Author Biographies

Katie Glupker teaches English and Civics at Washtenaw Technical Middle College, a dualenrollment program for high school students on the campus of Washtenaw Community College. She has been an Eastern Michigan Writing Project teacher-consultant since 2012. She can be reached at kaglupker@wccnet.edu.

Pam Gower has taught English in both middle and high school classrooms since 1997. She continues to explore the topics of mindfulness, anti-racist teaching, and student engagement through PLCs connected to RCWP and MCTE. She currently teaches 7th grade English at MacDonald Middle School in East Lansing, Michigan. She has been a Red Cedar Writing Project teacherconsultant since 2000. She can be reached at pamela.gower@ elps.us.

Angela Knight is an elementary-certified teacher who taught K-12 for 27 years. She currently teaches pre-service teacher education classes at Eastern Michigan University, co-directs the Eastern Michigan Writing Project, teaches first-year writing at Schoolcraft College and Henry Ford College, and works at the HFC Writing Center. She has been a National Writing Project teacher-consultant since 1993. She can be reached at aknight2@emich.edu.


Because literacy is a civil right, educators are responsible for designing and implementing literacy education that is designed with the excellence of all students in mind. In order to learn about ways to ensure that literary practices are equitable for all students, the authors joined an educators’ book club to read Cultivating Genius: An Equity Framework for Culturally and Historically Responsive Literacy by Gholdy Muhammad. Muhammad describes the Black literary societies of the past and challenges educators of today to enhance classrooms by upholding equity and excellence through a five-layered framework: Identity, Skills, Intellect, Criticality, and Joy.

We studied Muhammad’s theories and practices and then examined our own K-16 curricula.
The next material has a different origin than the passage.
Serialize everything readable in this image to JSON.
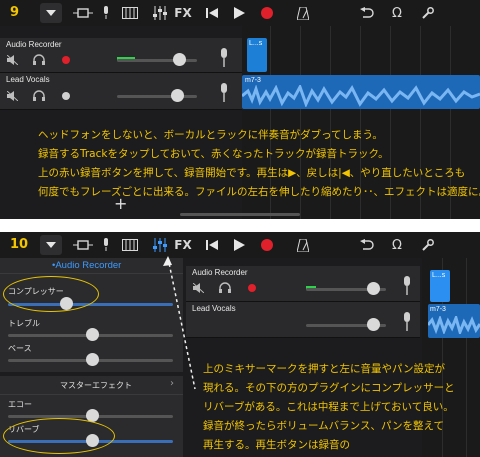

The results were a combination of celebrating the way we were already implementing culturally and historically responsive literacy practices and creating more opportunities for their students to have equitable access to their literacy. At the elementary level, Literacy Kits invite children to pursue the layers of Muhammad’s framework. In middle school, independent reading and mindfulness practices build literary societies. At the high school level, literacy and civic education are blended by inviting students to access Muhammad’s framework by exploring the problem of pollution in Lake Erie. Finally, the HRL framework was used to scaffold research projects for first-year college students in which students used the pursuits as lenses through which they described their discoveries and made connections.

Three experienced teachers show how Muhammad's HRL framework applies to each educational level from kindergarten to college and across subject areas. Readers who aren't familiar with Cultivating Genius will get a basic overview of the concepts along with recent examples of their implementation in Michigan classrooms.

Publication Date